Activity.
In the records below, find each line holding the word "устройства" and copy it.

Dataset records
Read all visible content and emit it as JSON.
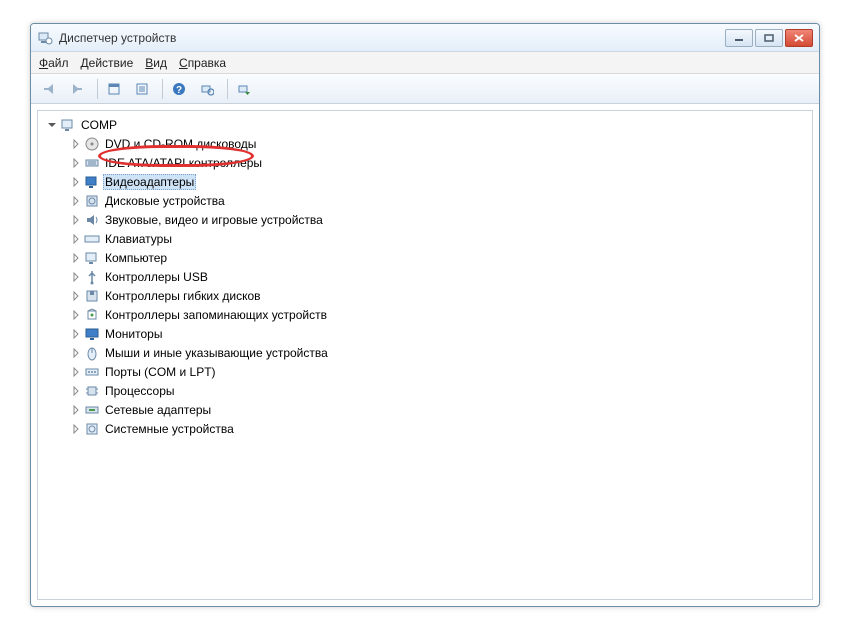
{
  "window": {
    "title": "Диспетчер устройств"
  },
  "menubar": {
    "file": "Файл",
    "action": "Действие",
    "view": "Вид",
    "help": "Справка"
  },
  "tree": {
    "root": "COMP",
    "items": [
      {
        "icon": "disc",
        "label": "DVD и CD-ROM дисководы"
      },
      {
        "icon": "ide",
        "label": "IDE ATA/ATAPI контроллеры"
      },
      {
        "icon": "display",
        "label": "Видеоадаптеры",
        "selected": true
      },
      {
        "icon": "disk",
        "label": "Дисковые устройства"
      },
      {
        "icon": "audio",
        "label": "Звуковые, видео и игровые устройства"
      },
      {
        "icon": "keyboard",
        "label": "Клавиатуры"
      },
      {
        "icon": "computer",
        "label": "Компьютер"
      },
      {
        "icon": "usb",
        "label": "Контроллеры USB"
      },
      {
        "icon": "floppy",
        "label": "Контроллеры гибких дисков"
      },
      {
        "icon": "storage",
        "label": "Контроллеры запоминающих устройств"
      },
      {
        "icon": "monitor",
        "label": "Мониторы"
      },
      {
        "icon": "mouse",
        "label": "Мыши и иные указывающие устройства"
      },
      {
        "icon": "port",
        "label": "Порты (COM и LPT)"
      },
      {
        "icon": "cpu",
        "label": "Процессоры"
      },
      {
        "icon": "network",
        "label": "Сетевые адаптеры"
      },
      {
        "icon": "system",
        "label": "Системные устройства"
      }
    ]
  }
}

Solution for this task.
        "label": "Дисковые устройства"
        "label": "Звуковые, видео и игровые устройства"
        "label": "Мыши и иные указывающие устройства"
        "label": "Системные устройства"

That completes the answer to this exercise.